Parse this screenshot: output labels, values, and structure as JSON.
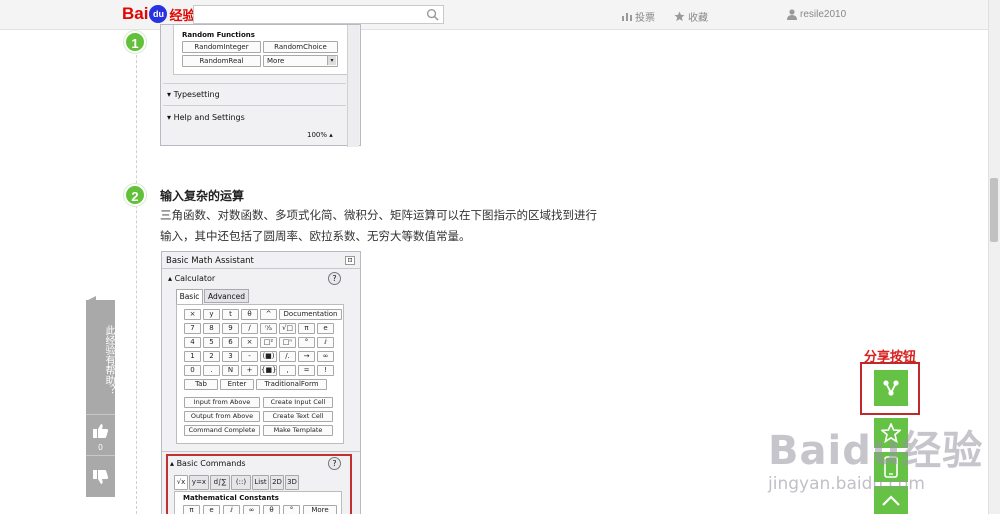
{
  "header": {
    "logo_text": "Bai",
    "logo_paw": "du",
    "logo_suffix": "经验",
    "search_placeholder": "",
    "vote_label": "投票",
    "favorite_label": "收藏",
    "username": "resile2010"
  },
  "step1": {
    "number": "1",
    "panel": {
      "section_random": "Random Functions",
      "buttons": [
        "RandomInteger",
        "RandomChoice",
        "RandomReal",
        "More"
      ],
      "typesetting": "Typesetting",
      "help": "Help and Settings",
      "zoom": "100%"
    }
  },
  "step2": {
    "number": "2",
    "title": "输入复杂的运算",
    "body": "三角函数、对数函数、多项式化简、微积分、矩阵运算可以在下图指示的区域找到进行输入，其中还包括了圆周率、欧拉系数、无穷大等数值常量。",
    "panel": {
      "window_title": "Basic Math Assistant",
      "calculator": "Calculator",
      "tabs": [
        "Basic",
        "Advanced"
      ],
      "grid": [
        [
          "×",
          "y",
          "t",
          "θ",
          "^",
          "Documentation"
        ],
        [
          "7",
          "8",
          "9",
          "/",
          "ⁿ⁄ₐ",
          "√□",
          "π",
          "e"
        ],
        [
          "4",
          "5",
          "6",
          "×",
          "□²",
          "□ⁿ",
          "°",
          "ⅈ"
        ],
        [
          "1",
          "2",
          "3",
          "-",
          "(■)",
          "/.",
          "→",
          "∞"
        ],
        [
          "0",
          ".",
          "N",
          "+",
          "{■}",
          ",",
          "=",
          "!"
        ],
        [
          "Tab",
          "Enter",
          "TraditionalForm"
        ]
      ],
      "cell_buttons": [
        "Input from Above",
        "Create Input Cell",
        "Output from Above",
        "Create Text Cell",
        "Command Complete",
        "Make Template"
      ],
      "basic_commands": "Basic Commands",
      "cmd_tabs": [
        "√x",
        "y=x",
        "d∫∑",
        "(::)",
        "List",
        "2D",
        "3D"
      ],
      "constants": "Mathematical Constants",
      "constant_buttons": [
        "π",
        "e",
        "ⅈ",
        "∞",
        "θ",
        "°",
        "More"
      ],
      "help_icon": "?"
    }
  },
  "feedback": {
    "prompt": "此经验有帮助？",
    "like_count": "0"
  },
  "share": {
    "annotation": "分享按钮"
  },
  "watermark": {
    "main": "Baidu经验",
    "url": "jingyan.baidu.com"
  },
  "colors": {
    "green": "#66c245",
    "red": "#d9201d",
    "step_green": "#63c03a"
  }
}
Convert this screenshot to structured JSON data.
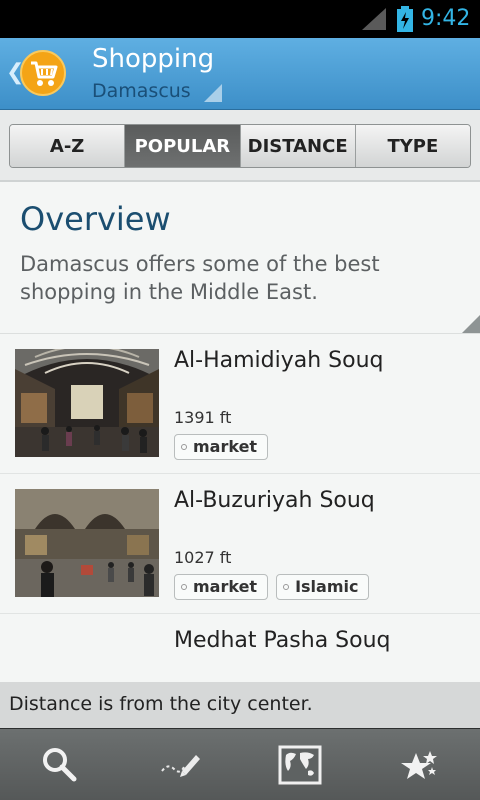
{
  "status_bar": {
    "time": "9:42",
    "icons": [
      "signal-icon",
      "battery-charging-icon"
    ]
  },
  "header": {
    "title": "Shopping",
    "subtitle": "Damascus",
    "icon": "shopping-cart-icon",
    "back": "back-chevron-icon"
  },
  "tabs": [
    {
      "label": "A-Z",
      "active": false
    },
    {
      "label": "POPULAR",
      "active": true
    },
    {
      "label": "DISTANCE",
      "active": false
    },
    {
      "label": "TYPE",
      "active": false
    }
  ],
  "overview": {
    "title": "Overview",
    "text": "Damascus offers some of the best shopping in the Middle East."
  },
  "places": [
    {
      "name": "Al-Hamidiyah Souq",
      "distance": "1391 ft",
      "tags": [
        "market"
      ]
    },
    {
      "name": "Al-Buzuriyah Souq",
      "distance": "1027 ft",
      "tags": [
        "market",
        "Islamic"
      ]
    },
    {
      "name": "Medhat Pasha Souq"
    }
  ],
  "note": "Distance is from the city center.",
  "bottom_bar": [
    "search-icon",
    "notes-pencil-icon",
    "world-map-icon",
    "stars-icon"
  ],
  "colors": {
    "accent": "#33b5e5",
    "header": "#4a9fd6",
    "title_text": "#1b4e70",
    "cart_badge": "#f4a416"
  }
}
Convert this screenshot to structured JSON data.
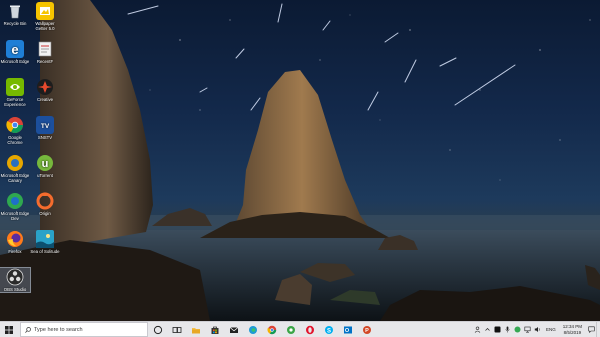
{
  "desktop": {
    "icons": [
      {
        "label": "Recycle Bin",
        "icon": "recycle-bin-icon"
      },
      {
        "label": "Wallpaper Getter 5.0",
        "icon": "wallpaper-app-icon"
      },
      {
        "label": "Microsoft Edge",
        "icon": "edge-icon"
      },
      {
        "label": "RecentF",
        "icon": "recent-files-icon"
      },
      {
        "label": "GeForce Experience",
        "icon": "geforce-icon"
      },
      {
        "label": "Creative",
        "icon": "creative-icon"
      },
      {
        "label": "Google Chrome",
        "icon": "chrome-icon"
      },
      {
        "label": "SNSTV",
        "icon": "snstv-icon"
      },
      {
        "label": "Microsoft Edge Canary",
        "icon": "edge-canary-icon"
      },
      {
        "label": "uTorrent",
        "icon": "utorrent-icon"
      },
      {
        "label": "Microsoft Edge Dev",
        "icon": "edge-dev-icon"
      },
      {
        "label": "Origin",
        "icon": "origin-icon"
      },
      {
        "label": "Firefox",
        "icon": "firefox-icon"
      },
      {
        "label": "Sea of Solitude",
        "icon": "sea-of-solitude-icon"
      },
      {
        "label": "OBS Studio",
        "icon": "obs-icon"
      }
    ]
  },
  "taskbar": {
    "search_placeholder": "Type here to search",
    "pinned_apps": [
      "cortana-icon",
      "task-view-icon",
      "file-explorer-icon",
      "store-icon",
      "mail-icon",
      "edge-icon",
      "chrome-icon",
      "app-green-icon",
      "opera-icon",
      "skype-icon",
      "outlook-icon",
      "powerpoint-icon"
    ],
    "tray": {
      "language": "ENG",
      "time": "12:34 PM",
      "date": "8/5/2019"
    }
  },
  "colors": {
    "taskbar_bg": "#e7e7ea",
    "sky_top": "#0b1a33"
  }
}
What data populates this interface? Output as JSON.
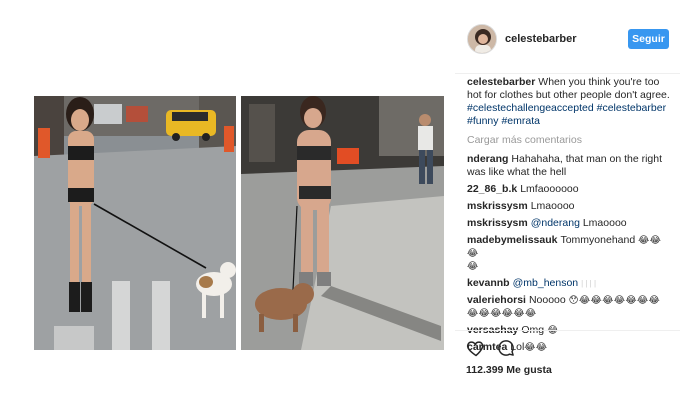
{
  "post": {
    "author": "celestebarber",
    "follow_label": "Seguir",
    "caption_author": "celestebarber",
    "caption_text": "When you think you're too hot for clothes but other people don't agree.",
    "hashtags": [
      "#celestechallengeaccepted",
      "#celestebarber",
      "#funny",
      "#emrata"
    ],
    "load_more": "Cargar más comentarios",
    "likes": "112.399 Me gusta"
  },
  "comments": [
    {
      "user": "nderang",
      "text": "Hahahaha, that man on the right was like what the hell"
    },
    {
      "user": "22_86_b.k",
      "text": "Lmfaoooooo"
    },
    {
      "user": "mskrissysm",
      "text": "Lmaoooo"
    },
    {
      "user": "mskrissysm",
      "mention": "@nderang",
      "text": "Lmaoooo"
    },
    {
      "user": "madebymelissauk",
      "text": "Tommyonehand",
      "emoji": "😂😂😂\n😂"
    },
    {
      "user": "kevannb",
      "mention": "@mb_henson",
      "faint": "| | | |"
    },
    {
      "user": "valeriehorsi",
      "text": "Nooooo",
      "emoji": "😯😂😂😂😂😂😂😂\n😂😂😂😂😂😂"
    },
    {
      "user": "versashay",
      "text": "Omg",
      "emoji": "😂"
    },
    {
      "user": "carmtea",
      "text": "Lol",
      "emoji": "😂😂"
    }
  ],
  "icons": {
    "like": "heart-icon",
    "comment": "comment-icon"
  },
  "colors": {
    "follow_button": "#3897f0",
    "hashtag": "#003569",
    "muted": "#999999",
    "text": "#262626"
  }
}
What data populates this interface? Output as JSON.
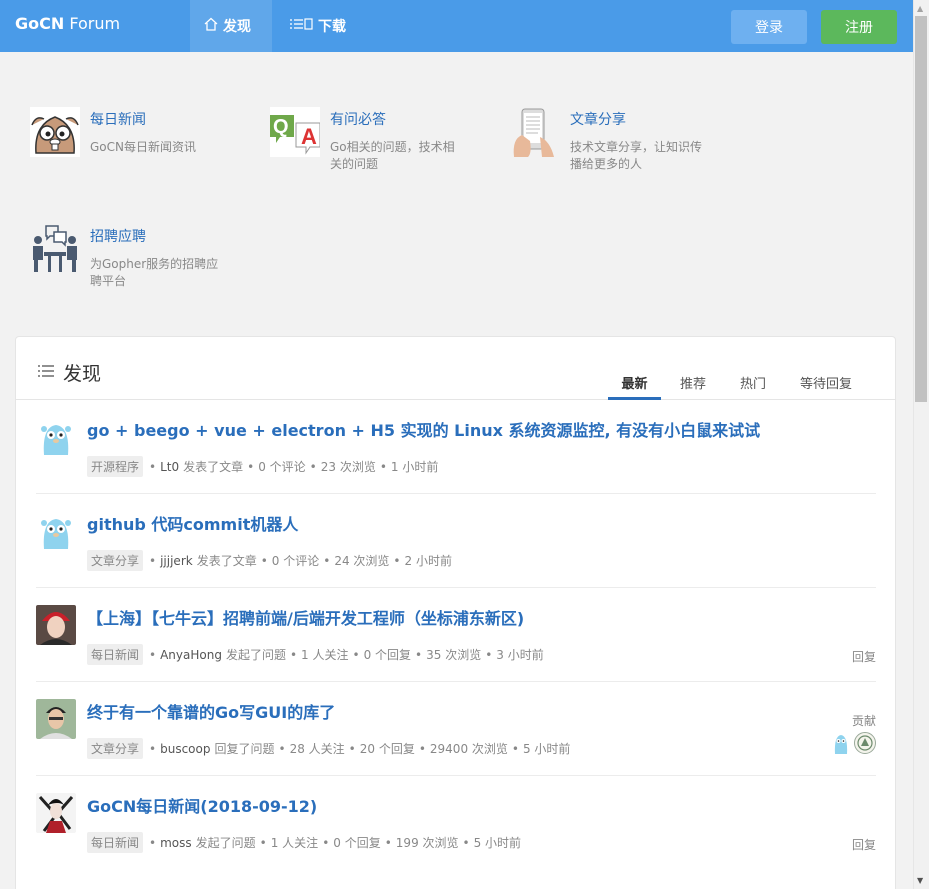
{
  "header": {
    "brand_bold": "GoCN",
    "brand_light": " Forum",
    "nav": [
      {
        "icon": "home-icon",
        "label": "发现"
      },
      {
        "icon": "list-icon",
        "label": "下载"
      }
    ],
    "login_label": "登录",
    "register_label": "注册"
  },
  "categories": [
    {
      "title": "每日新闻",
      "desc": "GoCN每日新闻资讯",
      "icon": "gopher-news-icon"
    },
    {
      "title": "有问必答",
      "desc": "Go相关的问题，技术相关的问题",
      "icon": "qa-icon"
    },
    {
      "title": "文章分享",
      "desc": "技术文章分享，让知识传播给更多的人",
      "icon": "phone-article-icon"
    },
    {
      "title": "招聘应聘",
      "desc": "为Gopher服务的招聘应聘平台",
      "icon": "job-icon"
    }
  ],
  "feed": {
    "title": "发现",
    "tabs": [
      "最新",
      "推荐",
      "热门",
      "等待回复"
    ],
    "active_tab": "最新",
    "items": [
      {
        "title": "go + beego + vue + electron + H5 实现的 Linux 系统资源监控, 有没有小白鼠来试试",
        "tag": "开源程序",
        "user": "Lt0",
        "action": "发表了文章",
        "stats": [
          "0 个评论",
          "23 次浏览",
          "1 小时前"
        ],
        "side": ""
      },
      {
        "title": "github 代码commit机器人",
        "tag": "文章分享",
        "user": "jjjjerk",
        "action": "发表了文章",
        "stats": [
          "0 个评论",
          "24 次浏览",
          "2 小时前"
        ],
        "side": ""
      },
      {
        "title": "【上海】【七牛云】招聘前端/后端开发工程师（坐标浦东新区)",
        "tag": "每日新闻",
        "user": "AnyaHong",
        "action": "发起了问题",
        "stats": [
          "1 人关注",
          "0 个回复",
          "35 次浏览",
          "3 小时前"
        ],
        "side": "回复"
      },
      {
        "title": "终于有一个靠谱的Go写GUI的库了",
        "tag": "文章分享",
        "user": "buscoop",
        "action": "回复了问题",
        "stats": [
          "28 人关注",
          "20 个回复",
          "29400 次浏览",
          "5 小时前"
        ],
        "side": "贡献"
      },
      {
        "title": "GoCN每日新闻(2018-09-12)",
        "tag": "每日新闻",
        "user": "moss",
        "action": "发起了问题",
        "stats": [
          "1 人关注",
          "0 个回复",
          "199 次浏览",
          "5 小时前"
        ],
        "side": "回复"
      }
    ]
  },
  "colors": {
    "header": "#4a9be8",
    "link": "#2a6ebb",
    "register": "#5cb85c"
  }
}
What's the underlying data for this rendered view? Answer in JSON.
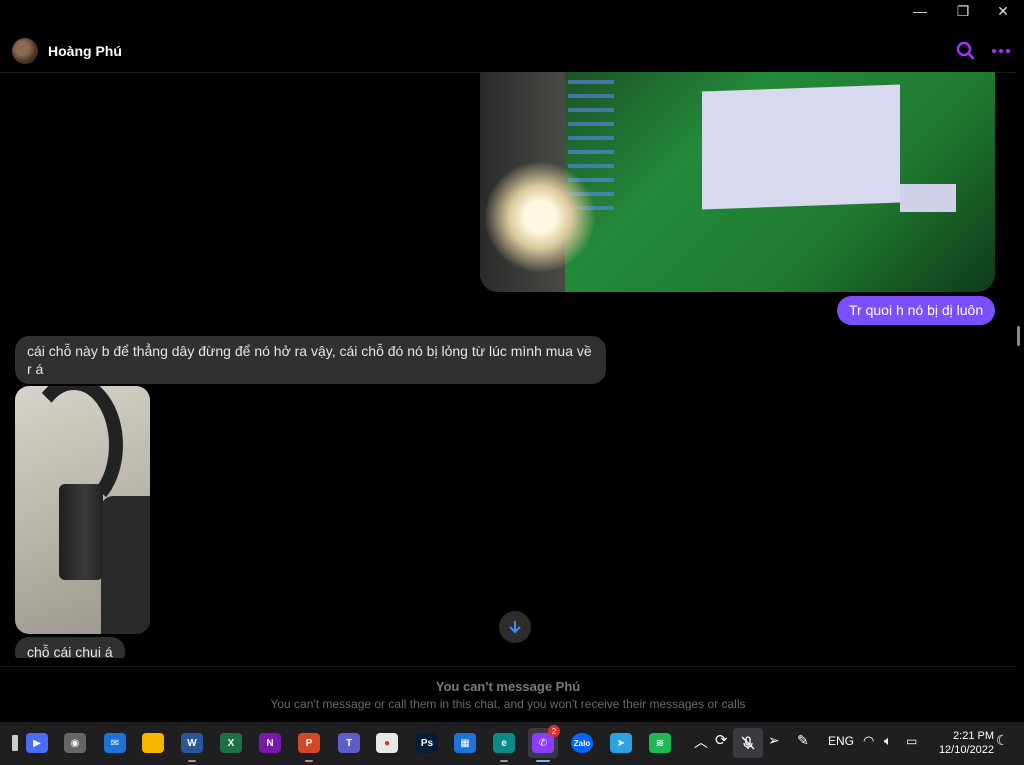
{
  "window": {
    "minimize": "—",
    "restore": "❐",
    "close": "✕"
  },
  "header": {
    "contact_name": "Hoàng Phú",
    "search_icon": "search-icon",
    "more_icon": "more-options-icon",
    "accent": "#a033ff"
  },
  "messages": {
    "outgoing_1": "Tr quoi h nó bị dị luôn",
    "incoming_1": "cái chỗ này b để thẳng dây đừng để nó hở ra vậy, cái chỗ đó nó bị lỏng từ lúc mình mua về r á",
    "incoming_2": "chỗ cái chui á",
    "outgoing_color": "#7b4fff",
    "incoming_color": "#303030"
  },
  "notice": {
    "title": "You can't message Phú",
    "subtitle": "You can't message or call them in this chat, and you won't receive their messages or calls"
  },
  "taskbar": {
    "apps": [
      {
        "name": "Zoom",
        "letter": "▶",
        "color": "#4a6cf7"
      },
      {
        "name": "Camera",
        "letter": "◉",
        "color": "#666"
      },
      {
        "name": "Mail",
        "letter": "✉",
        "color": "#1e73d8"
      },
      {
        "name": "File Explorer",
        "letter": "",
        "color": "#f4b400"
      },
      {
        "name": "Word",
        "letter": "W",
        "color": "#2b5797"
      },
      {
        "name": "Excel",
        "letter": "X",
        "color": "#1e7145"
      },
      {
        "name": "OneNote",
        "letter": "N",
        "color": "#7719aa"
      },
      {
        "name": "PowerPoint",
        "letter": "P",
        "color": "#d24726"
      },
      {
        "name": "Teams",
        "letter": "T",
        "color": "#5b5fc7"
      },
      {
        "name": "Chrome",
        "letter": "●",
        "color": "#e8e8e8"
      },
      {
        "name": "Photoshop",
        "letter": "Ps",
        "color": "#001e36"
      },
      {
        "name": "Calendar",
        "letter": "▦",
        "color": "#1e73d8"
      },
      {
        "name": "Edge",
        "letter": "e",
        "color": "#0c8a8a"
      },
      {
        "name": "Messenger",
        "letter": "✆",
        "color": "#8a3cff"
      },
      {
        "name": "Zalo",
        "letter": "Zalo",
        "color": "#0068ff"
      },
      {
        "name": "Telegram",
        "letter": "➤",
        "color": "#2aa3e0"
      },
      {
        "name": "Spotify",
        "letter": "≋",
        "color": "#1db954"
      }
    ],
    "messenger_badge": "2",
    "language": "ENG",
    "time": "2:21 PM",
    "date": "12/10/2022"
  }
}
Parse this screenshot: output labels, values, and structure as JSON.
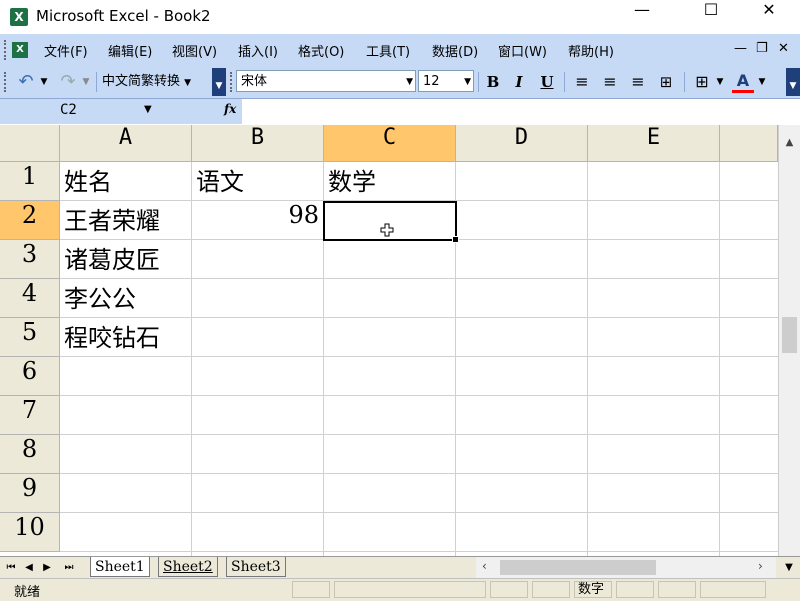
{
  "window": {
    "title": "Microsoft Excel - Book2",
    "minimize": "—",
    "maximize": "☐",
    "close": "✕",
    "app_icon_label": "X"
  },
  "menu": {
    "items": [
      "文件(F)",
      "编辑(E)",
      "视图(V)",
      "插入(I)",
      "格式(O)",
      "工具(T)",
      "数据(D)",
      "窗口(W)",
      "帮助(H)"
    ],
    "doc_min": "—",
    "doc_restore": "❐",
    "doc_close": "✕"
  },
  "toolbar": {
    "convert_label": "中文简繁转换",
    "font_name": "宋体",
    "font_size": "12",
    "bold": "B",
    "italic": "I",
    "underline": "U",
    "font_color_label": "A",
    "font_color": "#ff0000"
  },
  "formula_bar": {
    "name_box": "C2",
    "fx": "fx",
    "content": ""
  },
  "grid": {
    "columns": [
      "A",
      "B",
      "C",
      "D",
      "E"
    ],
    "rows": [
      "1",
      "2",
      "3",
      "4",
      "5",
      "6",
      "7",
      "8",
      "9",
      "10"
    ],
    "active_cell": "C2",
    "cells": {
      "A1": "姓名",
      "B1": "语文",
      "C1": "数学",
      "A2": "王者荣耀",
      "B2": "98",
      "A3": "诸葛皮匠",
      "A4": "李公公",
      "A5": "程咬钻石"
    }
  },
  "sheets": {
    "tabs": [
      "Sheet1",
      "Sheet2",
      "Sheet3"
    ],
    "active": "Sheet1"
  },
  "status": {
    "ready": "就绪",
    "num_mode": "数字"
  },
  "colors": {
    "chrome": "#c6d9f5",
    "header": "#ece9d8",
    "active_header": "#ffc66b"
  }
}
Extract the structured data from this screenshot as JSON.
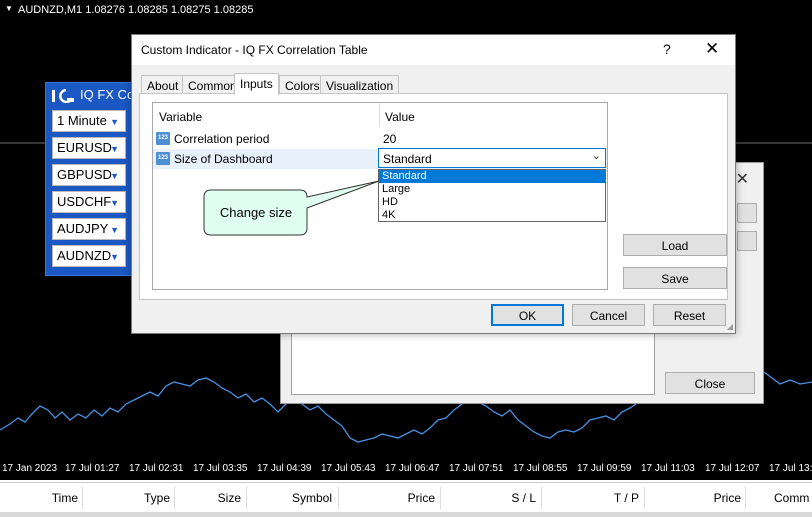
{
  "chart": {
    "symbol_line": "AUDNZD,M1  1.08276 1.08285 1.08275 1.08285",
    "time_labels": [
      "17 Jan 2023",
      "17 Jul 01:27",
      "17 Jul 02:31",
      "17 Jul 03:35",
      "17 Jul 04:39",
      "17 Jul 05:43",
      "17 Jul 06:47",
      "17 Jul 07:51",
      "17 Jul 08:55",
      "17 Jul 09:59",
      "17 Jul 11:03",
      "17 Jul 12:07",
      "17 Jul 13:"
    ]
  },
  "trade_table": {
    "headers": [
      "Time",
      "Type",
      "Size",
      "Symbol",
      "Price",
      "S / L",
      "T / P",
      "Price",
      "Comm"
    ]
  },
  "dashboard": {
    "title": "IQ FX Corr",
    "timeframe": "1 Minute",
    "pairs": [
      "EURUSD",
      "GBPUSD",
      "USDCHF",
      "AUDJPY",
      "AUDNZD"
    ]
  },
  "background_dialog": {
    "close_label": "Close"
  },
  "dialog": {
    "title": "Custom Indicator - IQ FX Correlation Table",
    "help": "?",
    "tabs": [
      "About",
      "Common",
      "Inputs",
      "Colors",
      "Visualization"
    ],
    "active_tab": "Inputs",
    "grid": {
      "col_variable": "Variable",
      "col_value": "Value",
      "rows": [
        {
          "variable": "Correlation period",
          "value": "20",
          "icon": "123"
        },
        {
          "variable": "Size of Dashboard",
          "value": "Standard",
          "icon": "123"
        }
      ]
    },
    "dropdown_options": [
      "Standard",
      "Large",
      "HD",
      "4K"
    ],
    "dropdown_selected": "Standard",
    "load_label": "Load",
    "save_label": "Save",
    "ok_label": "OK",
    "cancel_label": "Cancel",
    "reset_label": "Reset"
  },
  "callout": {
    "text": "Change size"
  },
  "colors": {
    "chart_bg": "#000000",
    "price_line": "#4a90e2",
    "accent": "#0078d7",
    "dashboard_bg": "#1c58c4",
    "callout_fill": "#e0fff0"
  }
}
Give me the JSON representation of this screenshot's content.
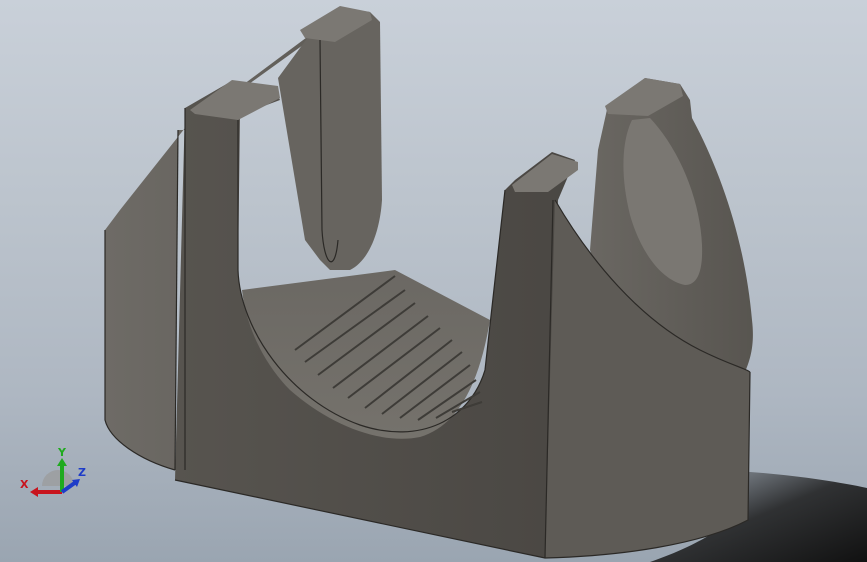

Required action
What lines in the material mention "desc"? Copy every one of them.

Written answer
      "desc": "GoCN每日新闻资讯",
      "desc": "Go相关的问题，技术相关的问题",
      "desc": "技术文章分享，让知识传播给更多的人",
      "desc": "为Gopher服务的招聘应聘平台",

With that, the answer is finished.